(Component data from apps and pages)
•••••
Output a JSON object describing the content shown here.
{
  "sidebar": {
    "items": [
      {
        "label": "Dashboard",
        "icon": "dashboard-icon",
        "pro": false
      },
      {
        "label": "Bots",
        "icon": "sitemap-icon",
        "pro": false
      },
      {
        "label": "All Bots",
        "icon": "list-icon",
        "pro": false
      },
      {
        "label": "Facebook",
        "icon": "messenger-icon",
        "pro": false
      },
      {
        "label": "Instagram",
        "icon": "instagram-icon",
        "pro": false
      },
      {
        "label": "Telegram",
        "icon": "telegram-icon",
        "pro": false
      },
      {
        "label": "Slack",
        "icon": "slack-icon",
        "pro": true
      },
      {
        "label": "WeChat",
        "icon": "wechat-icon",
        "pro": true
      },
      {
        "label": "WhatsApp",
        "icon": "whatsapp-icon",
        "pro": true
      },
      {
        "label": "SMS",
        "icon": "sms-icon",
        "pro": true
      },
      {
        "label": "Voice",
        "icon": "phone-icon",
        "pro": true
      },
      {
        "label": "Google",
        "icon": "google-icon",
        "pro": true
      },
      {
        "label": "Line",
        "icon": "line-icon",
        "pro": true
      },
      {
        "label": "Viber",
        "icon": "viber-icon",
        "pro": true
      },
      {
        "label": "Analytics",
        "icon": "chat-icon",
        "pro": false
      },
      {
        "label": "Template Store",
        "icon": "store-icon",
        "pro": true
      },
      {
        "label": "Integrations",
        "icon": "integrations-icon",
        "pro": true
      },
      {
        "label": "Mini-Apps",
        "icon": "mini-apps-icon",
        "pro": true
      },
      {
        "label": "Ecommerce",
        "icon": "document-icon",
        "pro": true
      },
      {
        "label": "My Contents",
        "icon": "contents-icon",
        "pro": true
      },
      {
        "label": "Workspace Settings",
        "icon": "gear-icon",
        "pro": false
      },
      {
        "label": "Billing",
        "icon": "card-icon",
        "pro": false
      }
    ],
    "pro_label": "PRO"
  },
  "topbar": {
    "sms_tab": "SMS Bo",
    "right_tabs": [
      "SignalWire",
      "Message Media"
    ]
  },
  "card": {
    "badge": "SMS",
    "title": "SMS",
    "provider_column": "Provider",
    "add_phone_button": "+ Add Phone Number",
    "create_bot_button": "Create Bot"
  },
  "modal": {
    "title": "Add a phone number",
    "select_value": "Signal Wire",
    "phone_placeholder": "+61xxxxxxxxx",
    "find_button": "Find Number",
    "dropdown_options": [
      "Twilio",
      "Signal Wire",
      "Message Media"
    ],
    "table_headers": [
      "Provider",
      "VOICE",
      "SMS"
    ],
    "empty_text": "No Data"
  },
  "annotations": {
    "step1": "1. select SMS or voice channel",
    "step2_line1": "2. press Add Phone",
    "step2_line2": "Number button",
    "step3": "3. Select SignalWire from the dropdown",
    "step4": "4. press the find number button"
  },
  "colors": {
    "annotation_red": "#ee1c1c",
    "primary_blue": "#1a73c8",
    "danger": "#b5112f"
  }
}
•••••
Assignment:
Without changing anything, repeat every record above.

Exercise solution:
Output a JSON object describing the content shown here.
{
  "sidebar": {
    "items": [
      {
        "label": "Dashboard",
        "icon": "dashboard-icon",
        "pro": false
      },
      {
        "label": "Bots",
        "icon": "sitemap-icon",
        "pro": false
      },
      {
        "label": "All Bots",
        "icon": "list-icon",
        "pro": false
      },
      {
        "label": "Facebook",
        "icon": "messenger-icon",
        "pro": false
      },
      {
        "label": "Instagram",
        "icon": "instagram-icon",
        "pro": false
      },
      {
        "label": "Telegram",
        "icon": "telegram-icon",
        "pro": false
      },
      {
        "label": "Slack",
        "icon": "slack-icon",
        "pro": true
      },
      {
        "label": "WeChat",
        "icon": "wechat-icon",
        "pro": true
      },
      {
        "label": "WhatsApp",
        "icon": "whatsapp-icon",
        "pro": true
      },
      {
        "label": "SMS",
        "icon": "sms-icon",
        "pro": true
      },
      {
        "label": "Voice",
        "icon": "phone-icon",
        "pro": true
      },
      {
        "label": "Google",
        "icon": "google-icon",
        "pro": true
      },
      {
        "label": "Line",
        "icon": "line-icon",
        "pro": true
      },
      {
        "label": "Viber",
        "icon": "viber-icon",
        "pro": true
      },
      {
        "label": "Analytics",
        "icon": "chat-icon",
        "pro": false
      },
      {
        "label": "Template Store",
        "icon": "store-icon",
        "pro": true
      },
      {
        "label": "Integrations",
        "icon": "integrations-icon",
        "pro": true
      },
      {
        "label": "Mini-Apps",
        "icon": "mini-apps-icon",
        "pro": true
      },
      {
        "label": "Ecommerce",
        "icon": "document-icon",
        "pro": true
      },
      {
        "label": "My Contents",
        "icon": "contents-icon",
        "pro": true
      },
      {
        "label": "Workspace Settings",
        "icon": "gear-icon",
        "pro": false
      },
      {
        "label": "Billing",
        "icon": "card-icon",
        "pro": false
      }
    ],
    "pro_label": "PRO"
  },
  "topbar": {
    "sms_tab": "SMS Bo",
    "right_tabs": [
      "SignalWire",
      "Message Media"
    ]
  },
  "card": {
    "badge": "SMS",
    "title": "SMS",
    "provider_column": "Provider",
    "add_phone_button": "+ Add Phone Number",
    "create_bot_button": "Create Bot"
  },
  "modal": {
    "title": "Add a phone number",
    "select_value": "Signal Wire",
    "phone_placeholder": "+61xxxxxxxxx",
    "find_button": "Find Number",
    "dropdown_options": [
      "Twilio",
      "Signal Wire",
      "Message Media"
    ],
    "table_headers": [
      "Provider",
      "VOICE",
      "SMS"
    ],
    "empty_text": "No Data"
  },
  "annotations": {
    "step1": "1. select SMS or voice channel",
    "step2_line1": "2. press Add Phone",
    "step2_line2": "Number button",
    "step3": "3. Select SignalWire from the dropdown",
    "step4": "4. press the find number button"
  },
  "colors": {
    "annotation_red": "#ee1c1c",
    "primary_blue": "#1a73c8",
    "danger": "#b5112f"
  }
}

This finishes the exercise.